- You can also consider relocating or reducing the size of east and west-facing windows.
- Adjustable shading that can be extended in summer and retracted in winter and careful plantings of deciduous trees are one of the most effective options to address heat loss and gain through windows—so do this first and in addition to installing internal blinds. Prune or remove trees that are blocking sun to north-facing windows or sliding doors. If removing consider replacing with deciduous species.
- Install heavy drapes that touch the floor and walls at each side of the window and pelmets on top to prevent heat loss in cooler climates.
- Add insulation to accessible floor, wall and roof sections and when recladding timber-framed walls or replacing roofing.
- Maximise cross-ventilation by retrofitting breeze-catching windows and doors.
- Take advantage of thermal mass and passive heating in cooler climates where appropriate, by removing carpet or floor coverings and replacing with tiles or polished concrete to absorb the heat from sunlight entering your home.
Installing energy and water efficient appliances can have a huge impact on your household bills as well as the functionality of your home—especially when coupled with efficient room design and smarter household behaviours.
- When your hot water system needs replacing, consider installing a solar or energy-efficient hot water system.
- Replace low-efficiency lighting such as halogen downlights with high quality LEDs or other efficient lighting. Sealed, heatproof boxes for downlights that allow for insulation without the fire risk are available from lighting and electrical stores.
- Prune or remove plants or trees that block light and add skylights or daylight tubes to increase natural daylighting.
- Consider installing control systems and smart metering when rewiring.
- Follow our tips for installing an energy-efficient heating and cooling system and go for the highest energy star rating you can afford.
- Choose the most energy-efficient appliances you can afford. Also look for taps, showers and toilets with the highest WELS star rating. Add flow restrictors or nozzles to hand basins and sinks to reduce water wastage.
- Plant drought-tolerant plants and natives, reduce lawn areas. Consider installing a rainwater tank and reusing greywater with a council-approved system for your garden. A garden expert can help you identify likely impacts on plants and soil.
- Do your research. Home renovation resources are widely available. Your Home provides detailed information on how to make simple to more substantial improvements to the energy efficiency of your home.
- Prepare a detailed description and sketches to provide to tradespeople and avoid costly mistakes if you are doing the improvements yourself.
- If the changes are minor and don't alter the structure of your home, most local governments do not require council approval, however it's important to check the planning or building regulations in the planning stages and well before commencing any work.
- Any changes to plumbing, gas, electrical and drainage will require approval and inspection by the relevant authority.
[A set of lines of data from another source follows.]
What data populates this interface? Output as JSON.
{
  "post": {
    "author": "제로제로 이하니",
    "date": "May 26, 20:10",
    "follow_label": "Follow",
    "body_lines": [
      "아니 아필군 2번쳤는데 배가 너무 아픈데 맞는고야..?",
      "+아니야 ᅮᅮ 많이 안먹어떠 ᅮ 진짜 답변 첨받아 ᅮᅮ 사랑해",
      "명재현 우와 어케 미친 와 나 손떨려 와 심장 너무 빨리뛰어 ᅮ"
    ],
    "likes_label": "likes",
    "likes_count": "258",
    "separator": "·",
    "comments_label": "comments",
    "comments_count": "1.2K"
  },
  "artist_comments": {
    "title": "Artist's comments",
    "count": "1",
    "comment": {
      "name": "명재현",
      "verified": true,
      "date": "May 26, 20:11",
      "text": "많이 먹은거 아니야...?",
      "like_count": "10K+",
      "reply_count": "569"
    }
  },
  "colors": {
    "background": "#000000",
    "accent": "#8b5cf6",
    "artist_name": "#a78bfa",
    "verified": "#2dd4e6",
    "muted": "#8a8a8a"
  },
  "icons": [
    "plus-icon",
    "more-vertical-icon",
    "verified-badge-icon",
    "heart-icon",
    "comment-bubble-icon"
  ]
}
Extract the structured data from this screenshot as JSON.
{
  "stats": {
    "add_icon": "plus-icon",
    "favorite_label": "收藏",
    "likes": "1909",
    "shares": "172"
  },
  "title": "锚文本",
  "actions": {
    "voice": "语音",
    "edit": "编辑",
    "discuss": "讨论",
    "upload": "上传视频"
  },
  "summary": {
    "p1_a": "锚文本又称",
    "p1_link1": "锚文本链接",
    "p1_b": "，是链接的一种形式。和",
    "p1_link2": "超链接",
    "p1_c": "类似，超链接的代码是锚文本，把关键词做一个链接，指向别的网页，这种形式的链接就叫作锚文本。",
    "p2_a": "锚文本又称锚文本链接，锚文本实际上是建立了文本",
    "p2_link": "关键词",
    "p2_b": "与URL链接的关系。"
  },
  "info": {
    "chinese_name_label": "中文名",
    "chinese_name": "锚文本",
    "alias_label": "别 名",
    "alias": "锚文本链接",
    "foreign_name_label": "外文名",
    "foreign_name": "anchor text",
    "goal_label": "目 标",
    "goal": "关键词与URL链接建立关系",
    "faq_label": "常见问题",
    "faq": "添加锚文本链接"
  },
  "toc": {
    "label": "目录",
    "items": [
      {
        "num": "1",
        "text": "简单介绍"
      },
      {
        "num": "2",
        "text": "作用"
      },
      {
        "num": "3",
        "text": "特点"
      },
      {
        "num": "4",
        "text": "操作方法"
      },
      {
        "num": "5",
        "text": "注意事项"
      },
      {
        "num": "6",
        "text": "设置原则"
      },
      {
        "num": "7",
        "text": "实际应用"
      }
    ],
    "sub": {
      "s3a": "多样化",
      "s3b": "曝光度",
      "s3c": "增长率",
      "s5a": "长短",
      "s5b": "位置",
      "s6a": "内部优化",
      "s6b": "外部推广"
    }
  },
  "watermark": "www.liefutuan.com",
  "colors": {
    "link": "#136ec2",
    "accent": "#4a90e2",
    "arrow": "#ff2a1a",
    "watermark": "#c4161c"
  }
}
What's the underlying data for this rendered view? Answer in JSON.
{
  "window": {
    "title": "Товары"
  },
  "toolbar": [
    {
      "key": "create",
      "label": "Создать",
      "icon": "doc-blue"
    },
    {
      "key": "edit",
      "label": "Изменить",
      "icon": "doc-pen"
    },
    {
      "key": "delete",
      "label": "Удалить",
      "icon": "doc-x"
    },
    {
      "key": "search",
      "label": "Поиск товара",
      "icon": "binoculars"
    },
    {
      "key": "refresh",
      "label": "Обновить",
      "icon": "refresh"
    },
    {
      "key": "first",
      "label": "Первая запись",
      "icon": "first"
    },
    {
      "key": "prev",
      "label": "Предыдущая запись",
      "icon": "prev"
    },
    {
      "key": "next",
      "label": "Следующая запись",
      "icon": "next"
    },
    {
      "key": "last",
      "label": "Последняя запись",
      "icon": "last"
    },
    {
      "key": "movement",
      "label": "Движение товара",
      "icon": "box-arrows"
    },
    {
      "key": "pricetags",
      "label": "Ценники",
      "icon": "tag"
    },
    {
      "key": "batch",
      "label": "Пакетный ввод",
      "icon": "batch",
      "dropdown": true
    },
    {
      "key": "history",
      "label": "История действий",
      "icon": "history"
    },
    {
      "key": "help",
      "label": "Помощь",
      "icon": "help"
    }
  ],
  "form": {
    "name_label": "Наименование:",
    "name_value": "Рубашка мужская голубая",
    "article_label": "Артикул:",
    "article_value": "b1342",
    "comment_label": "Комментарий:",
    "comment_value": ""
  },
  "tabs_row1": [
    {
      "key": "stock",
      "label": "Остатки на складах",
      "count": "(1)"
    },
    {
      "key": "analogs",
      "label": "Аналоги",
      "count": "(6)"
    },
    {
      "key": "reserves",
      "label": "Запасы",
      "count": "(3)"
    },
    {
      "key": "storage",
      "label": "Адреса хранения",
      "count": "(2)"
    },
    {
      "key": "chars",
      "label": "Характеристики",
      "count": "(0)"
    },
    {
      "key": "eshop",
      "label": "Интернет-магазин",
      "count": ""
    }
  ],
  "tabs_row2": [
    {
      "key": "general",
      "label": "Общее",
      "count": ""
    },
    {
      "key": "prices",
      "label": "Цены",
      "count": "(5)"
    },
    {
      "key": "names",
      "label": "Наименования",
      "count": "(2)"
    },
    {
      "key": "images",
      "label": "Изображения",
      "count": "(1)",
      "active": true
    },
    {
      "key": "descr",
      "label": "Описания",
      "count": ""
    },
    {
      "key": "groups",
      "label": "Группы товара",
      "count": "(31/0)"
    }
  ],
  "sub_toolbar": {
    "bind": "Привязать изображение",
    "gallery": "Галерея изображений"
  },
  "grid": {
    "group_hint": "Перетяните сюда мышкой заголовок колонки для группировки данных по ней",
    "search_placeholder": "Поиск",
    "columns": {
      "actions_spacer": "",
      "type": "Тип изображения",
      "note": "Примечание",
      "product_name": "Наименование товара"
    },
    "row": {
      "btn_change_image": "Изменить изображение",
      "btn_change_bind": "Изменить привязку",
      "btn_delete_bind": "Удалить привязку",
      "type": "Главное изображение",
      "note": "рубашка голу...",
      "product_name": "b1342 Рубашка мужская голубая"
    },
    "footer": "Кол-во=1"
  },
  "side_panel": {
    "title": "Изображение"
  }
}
Get expert advice on what you intend to do so there are no costly problems or surprises along the way.
- While you may be able to do some tasks yourself, even minor renovations are likely to involve tradespeople. Ensure your chosen provider is licensed and insured to do the work. Some tradespeople specialise in providing energy efficiency options for your home and will be able to provide advice and get across the design, material and installation options important to you.
- Ask for references and draw up a simple contract setting out the work, costs (or hourly rates) and any guarantees or warranties on workmanship or equipment. Seek advice from peak building industry associations.
- If renting, approach your landlord before carrying out any changes. Our renter's guide has further information.